### [How to complete this task]
Copy out all lines of the listing below that hold "三峰真白".

**** Source material ****

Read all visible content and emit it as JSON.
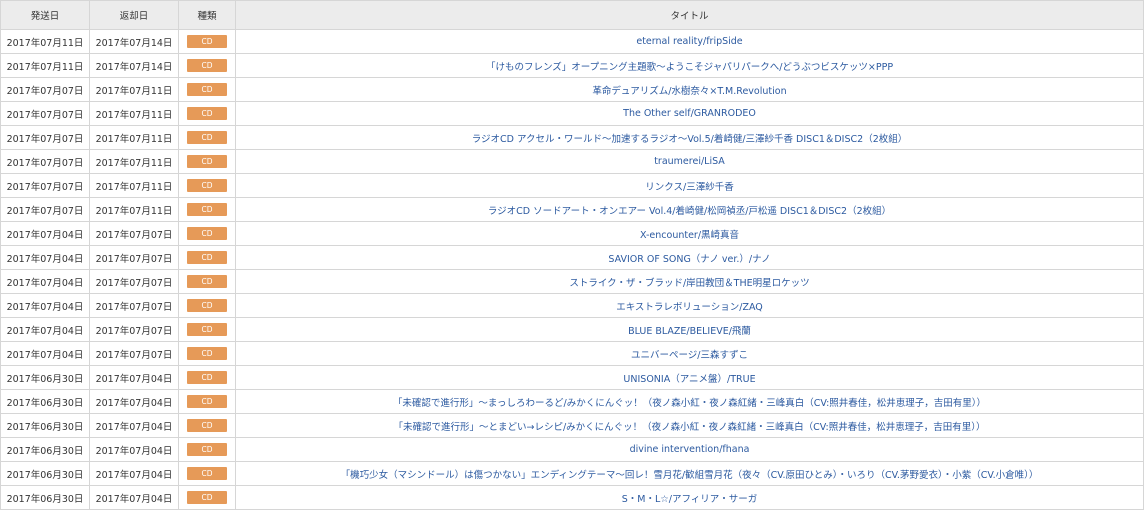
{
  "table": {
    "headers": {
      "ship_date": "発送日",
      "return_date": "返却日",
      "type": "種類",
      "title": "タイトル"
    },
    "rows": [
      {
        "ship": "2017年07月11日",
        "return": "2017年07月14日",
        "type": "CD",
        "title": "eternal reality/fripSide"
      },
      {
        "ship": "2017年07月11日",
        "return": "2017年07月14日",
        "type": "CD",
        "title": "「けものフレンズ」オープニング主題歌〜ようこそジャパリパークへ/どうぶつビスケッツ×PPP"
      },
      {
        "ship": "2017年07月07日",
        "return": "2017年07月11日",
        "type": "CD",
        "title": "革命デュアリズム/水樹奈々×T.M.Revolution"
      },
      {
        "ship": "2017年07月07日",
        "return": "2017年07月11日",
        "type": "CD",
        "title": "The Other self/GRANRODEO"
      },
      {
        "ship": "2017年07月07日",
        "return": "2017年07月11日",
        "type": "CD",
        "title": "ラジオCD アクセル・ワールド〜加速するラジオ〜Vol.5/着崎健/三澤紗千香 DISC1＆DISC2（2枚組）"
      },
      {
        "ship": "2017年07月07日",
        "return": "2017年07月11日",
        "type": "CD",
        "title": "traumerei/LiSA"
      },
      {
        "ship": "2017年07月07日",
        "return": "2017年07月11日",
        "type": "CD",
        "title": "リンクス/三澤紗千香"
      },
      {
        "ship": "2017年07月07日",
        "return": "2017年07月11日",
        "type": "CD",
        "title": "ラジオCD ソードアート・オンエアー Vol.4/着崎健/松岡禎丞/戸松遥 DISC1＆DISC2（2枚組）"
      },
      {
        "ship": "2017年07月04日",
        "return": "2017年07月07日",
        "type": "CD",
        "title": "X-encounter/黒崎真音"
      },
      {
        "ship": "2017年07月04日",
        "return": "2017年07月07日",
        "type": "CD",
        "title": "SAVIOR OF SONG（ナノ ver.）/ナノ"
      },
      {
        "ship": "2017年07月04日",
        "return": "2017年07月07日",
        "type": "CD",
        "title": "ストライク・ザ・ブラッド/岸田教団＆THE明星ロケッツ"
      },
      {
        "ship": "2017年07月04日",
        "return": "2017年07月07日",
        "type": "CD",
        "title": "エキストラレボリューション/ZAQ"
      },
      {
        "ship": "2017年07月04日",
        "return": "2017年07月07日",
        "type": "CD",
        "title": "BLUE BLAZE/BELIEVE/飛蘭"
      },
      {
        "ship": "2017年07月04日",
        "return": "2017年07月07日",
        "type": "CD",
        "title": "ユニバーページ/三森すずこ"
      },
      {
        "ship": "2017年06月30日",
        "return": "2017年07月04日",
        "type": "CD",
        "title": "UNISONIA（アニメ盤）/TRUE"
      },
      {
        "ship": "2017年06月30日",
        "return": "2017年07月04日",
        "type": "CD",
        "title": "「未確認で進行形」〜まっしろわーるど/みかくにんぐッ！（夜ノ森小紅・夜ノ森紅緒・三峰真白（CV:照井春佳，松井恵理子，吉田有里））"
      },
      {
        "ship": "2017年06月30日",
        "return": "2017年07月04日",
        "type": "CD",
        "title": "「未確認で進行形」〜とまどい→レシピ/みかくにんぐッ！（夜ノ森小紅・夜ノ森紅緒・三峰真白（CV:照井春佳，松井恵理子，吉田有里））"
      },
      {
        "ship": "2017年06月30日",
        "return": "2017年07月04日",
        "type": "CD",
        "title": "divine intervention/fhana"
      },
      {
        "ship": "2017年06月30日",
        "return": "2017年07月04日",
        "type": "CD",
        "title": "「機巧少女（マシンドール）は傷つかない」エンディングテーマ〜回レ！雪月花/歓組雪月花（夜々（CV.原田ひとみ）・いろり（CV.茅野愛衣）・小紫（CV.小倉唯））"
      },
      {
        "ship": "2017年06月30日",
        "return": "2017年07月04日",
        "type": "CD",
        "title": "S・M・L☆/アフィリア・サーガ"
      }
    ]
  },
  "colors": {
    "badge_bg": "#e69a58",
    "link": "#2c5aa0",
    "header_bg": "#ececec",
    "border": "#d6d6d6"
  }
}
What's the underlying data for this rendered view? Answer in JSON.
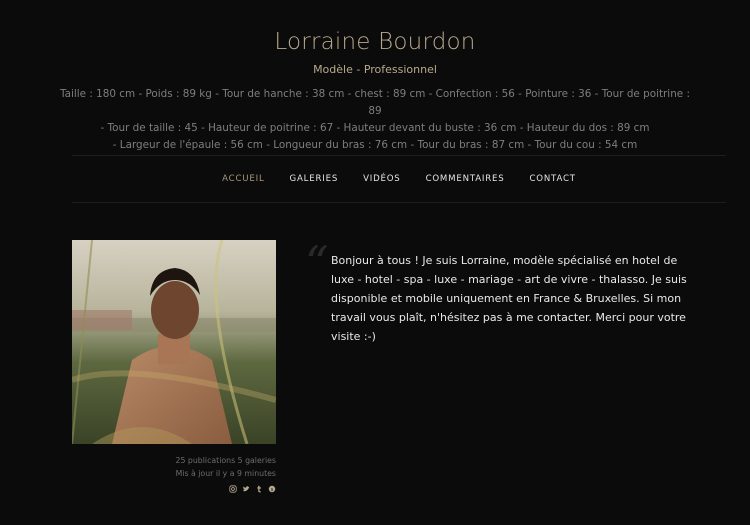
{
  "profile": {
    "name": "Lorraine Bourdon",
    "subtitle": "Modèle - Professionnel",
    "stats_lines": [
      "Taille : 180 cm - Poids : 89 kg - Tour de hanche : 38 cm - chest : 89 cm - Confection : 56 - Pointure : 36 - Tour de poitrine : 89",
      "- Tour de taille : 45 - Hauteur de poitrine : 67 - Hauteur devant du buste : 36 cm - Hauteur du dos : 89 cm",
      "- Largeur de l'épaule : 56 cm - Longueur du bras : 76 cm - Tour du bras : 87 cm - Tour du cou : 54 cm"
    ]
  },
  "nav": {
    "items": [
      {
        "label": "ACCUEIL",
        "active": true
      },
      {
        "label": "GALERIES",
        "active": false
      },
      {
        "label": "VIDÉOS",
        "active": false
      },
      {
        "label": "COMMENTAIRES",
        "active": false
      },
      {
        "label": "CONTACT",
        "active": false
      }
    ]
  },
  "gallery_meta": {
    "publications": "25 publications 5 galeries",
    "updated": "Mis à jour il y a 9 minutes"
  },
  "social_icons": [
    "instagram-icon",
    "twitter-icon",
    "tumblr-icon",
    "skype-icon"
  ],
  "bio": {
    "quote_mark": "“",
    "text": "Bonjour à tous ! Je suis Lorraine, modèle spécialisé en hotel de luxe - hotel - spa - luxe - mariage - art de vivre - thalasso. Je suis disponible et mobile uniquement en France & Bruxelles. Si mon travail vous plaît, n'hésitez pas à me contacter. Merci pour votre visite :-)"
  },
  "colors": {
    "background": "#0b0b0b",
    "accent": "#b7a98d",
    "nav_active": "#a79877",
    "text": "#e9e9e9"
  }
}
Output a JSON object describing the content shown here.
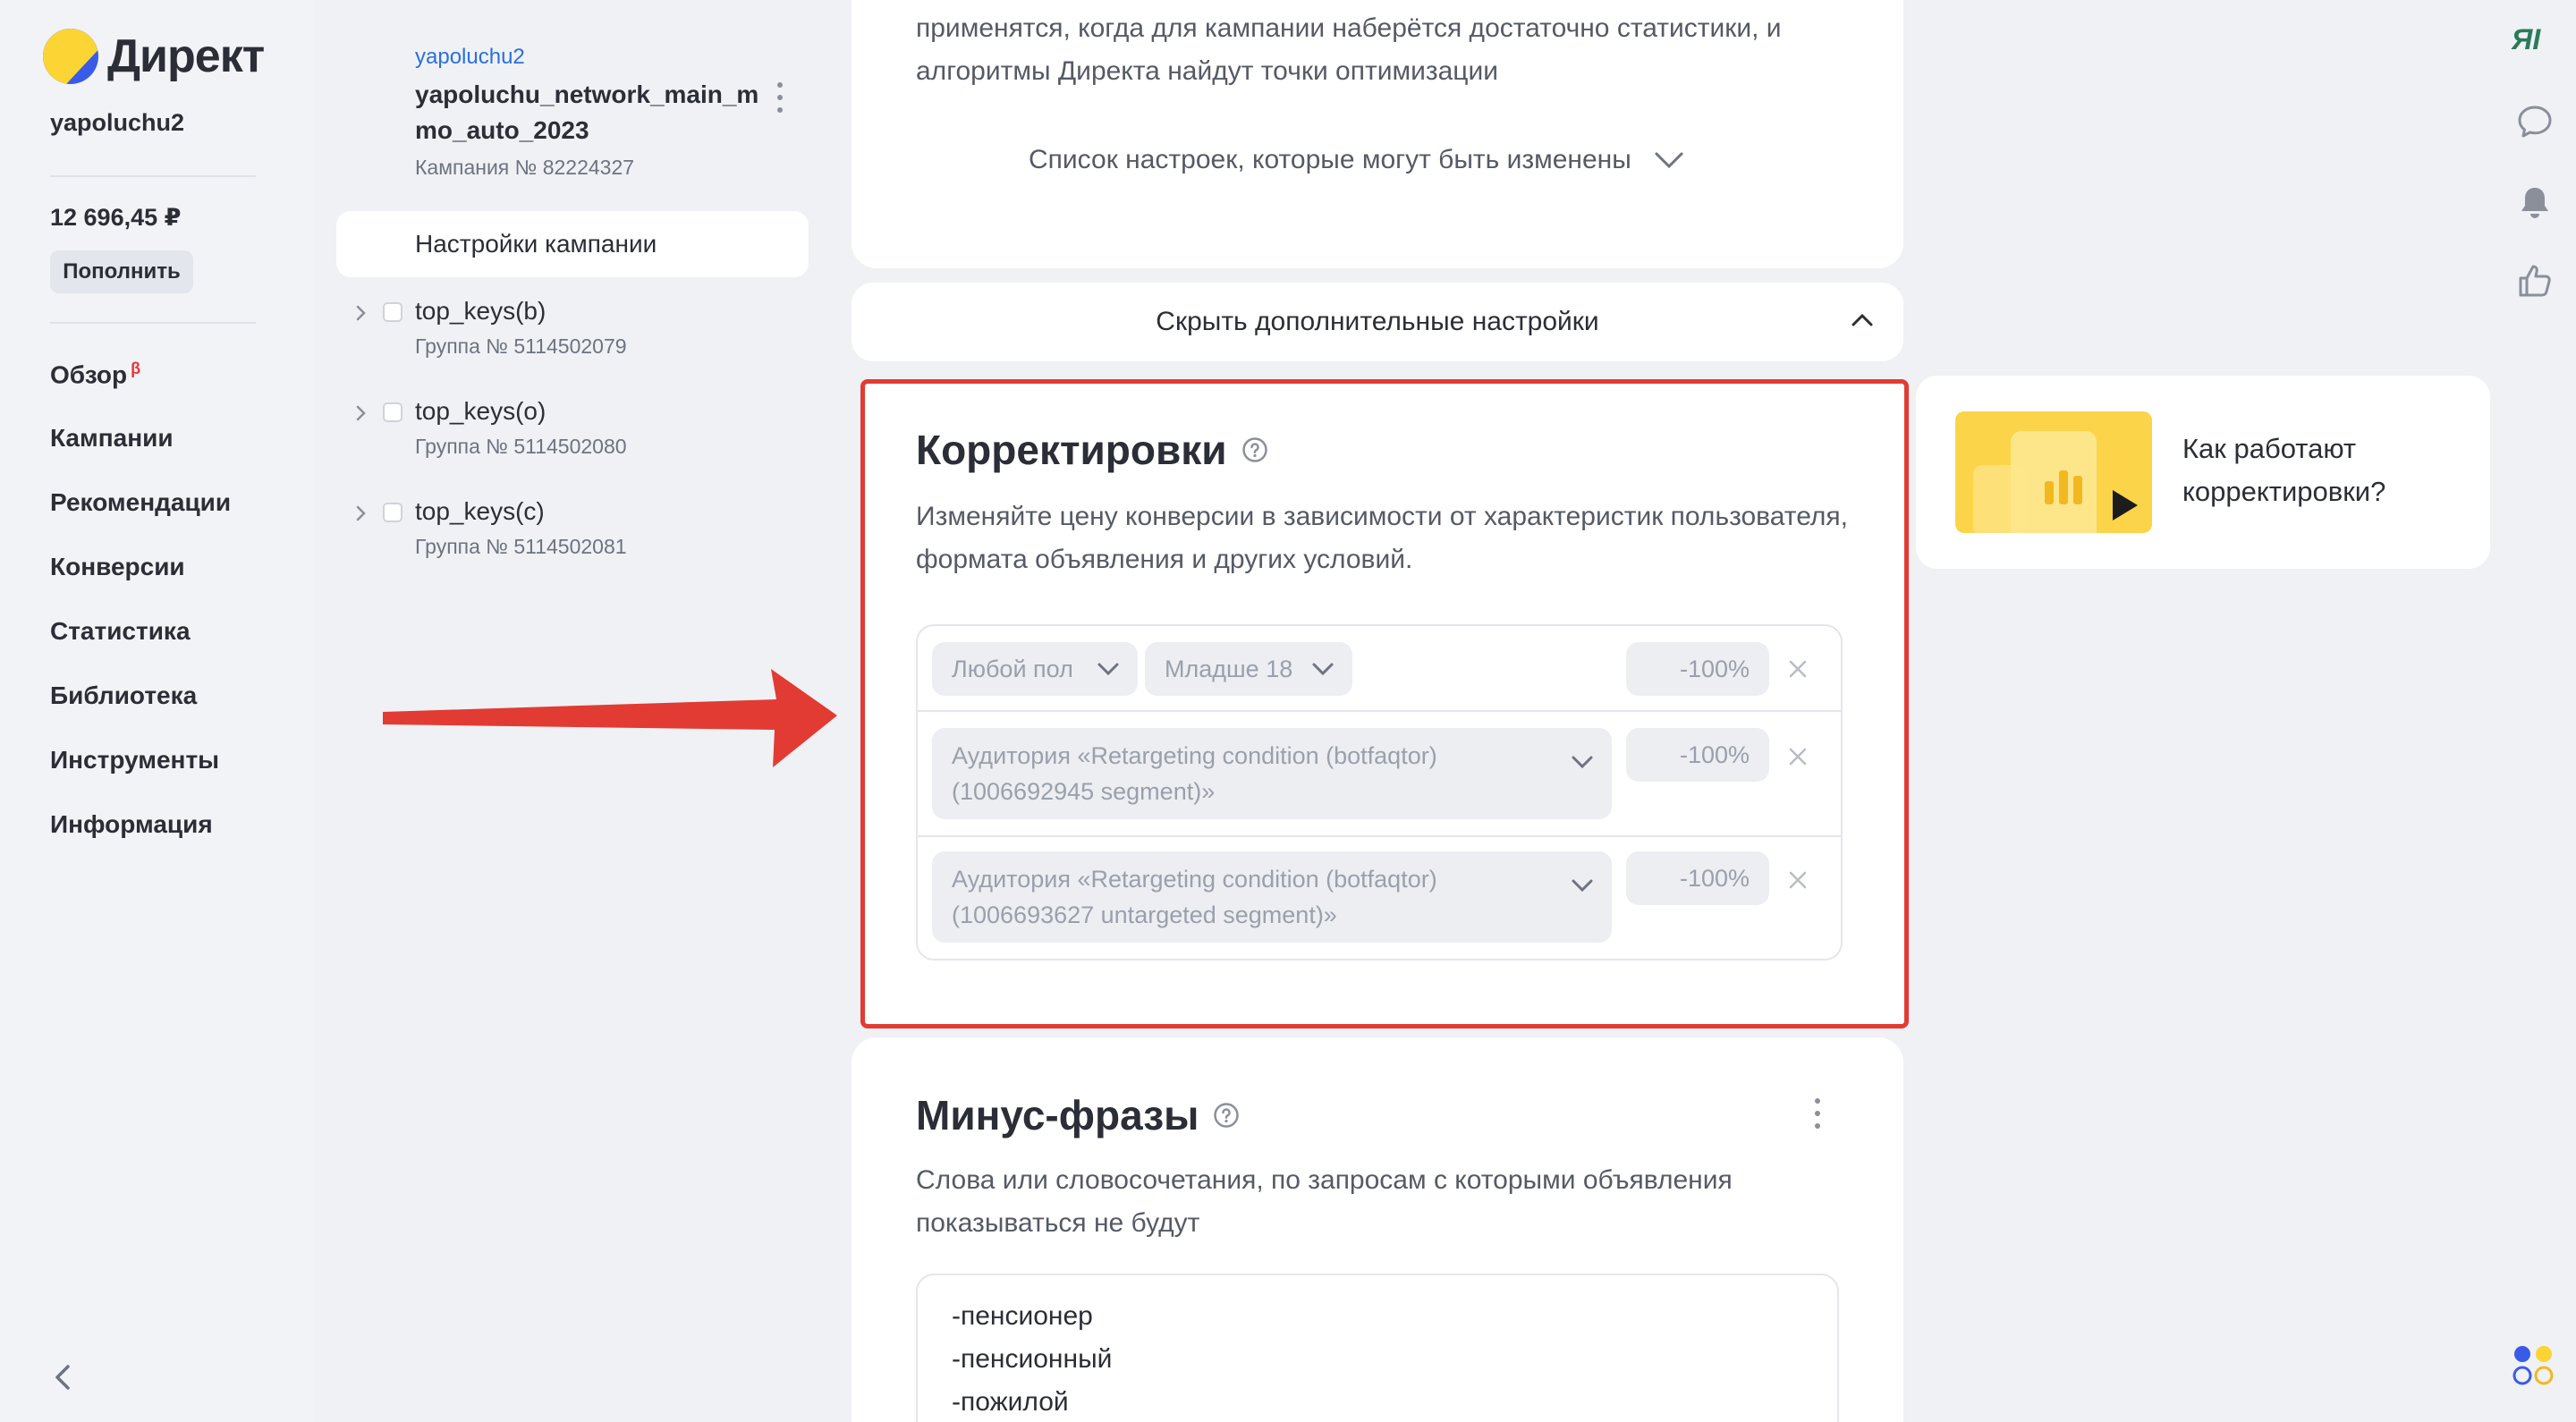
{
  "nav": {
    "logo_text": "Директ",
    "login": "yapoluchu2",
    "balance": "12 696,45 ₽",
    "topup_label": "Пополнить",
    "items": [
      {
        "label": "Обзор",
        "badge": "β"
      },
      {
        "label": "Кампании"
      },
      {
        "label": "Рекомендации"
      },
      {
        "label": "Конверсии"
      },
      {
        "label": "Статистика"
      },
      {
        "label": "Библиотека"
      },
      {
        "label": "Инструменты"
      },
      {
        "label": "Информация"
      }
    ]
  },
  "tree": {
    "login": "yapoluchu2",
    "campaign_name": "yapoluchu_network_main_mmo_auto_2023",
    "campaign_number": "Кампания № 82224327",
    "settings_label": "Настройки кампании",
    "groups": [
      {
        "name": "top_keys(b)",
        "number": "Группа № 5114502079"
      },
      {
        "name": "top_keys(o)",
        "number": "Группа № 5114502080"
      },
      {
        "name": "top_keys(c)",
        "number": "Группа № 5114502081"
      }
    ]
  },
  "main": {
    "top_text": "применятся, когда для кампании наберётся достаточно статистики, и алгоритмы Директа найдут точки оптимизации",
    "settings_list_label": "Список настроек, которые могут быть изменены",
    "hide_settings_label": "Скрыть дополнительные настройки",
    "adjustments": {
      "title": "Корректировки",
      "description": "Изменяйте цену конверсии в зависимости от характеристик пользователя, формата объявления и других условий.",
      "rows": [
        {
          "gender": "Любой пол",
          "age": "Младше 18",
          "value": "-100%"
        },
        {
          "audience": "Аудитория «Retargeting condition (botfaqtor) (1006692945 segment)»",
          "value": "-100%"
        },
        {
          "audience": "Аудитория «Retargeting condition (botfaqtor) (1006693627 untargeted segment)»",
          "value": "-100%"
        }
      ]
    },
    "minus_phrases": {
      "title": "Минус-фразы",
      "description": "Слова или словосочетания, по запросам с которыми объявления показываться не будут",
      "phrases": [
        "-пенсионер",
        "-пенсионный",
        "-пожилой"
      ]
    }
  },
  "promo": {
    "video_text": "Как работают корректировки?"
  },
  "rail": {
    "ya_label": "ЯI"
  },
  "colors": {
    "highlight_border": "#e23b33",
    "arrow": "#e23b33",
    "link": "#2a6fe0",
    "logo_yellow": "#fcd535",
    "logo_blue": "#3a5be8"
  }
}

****

### [Exercise result]
        "title": "「未確認で進行形」〜まっしろわーるど/みかくにんぐッ！（夜ノ森小紅・夜ノ森紅緒・三峰真白（CV:照井春佳，松井恵理子，吉田有里））"
        "title": "「未確認で進行形」〜とまどい→レシピ/みかくにんぐッ！（夜ノ森小紅・夜ノ森紅緒・三峰真白（CV:照井春佳，松井恵理子，吉田有里））"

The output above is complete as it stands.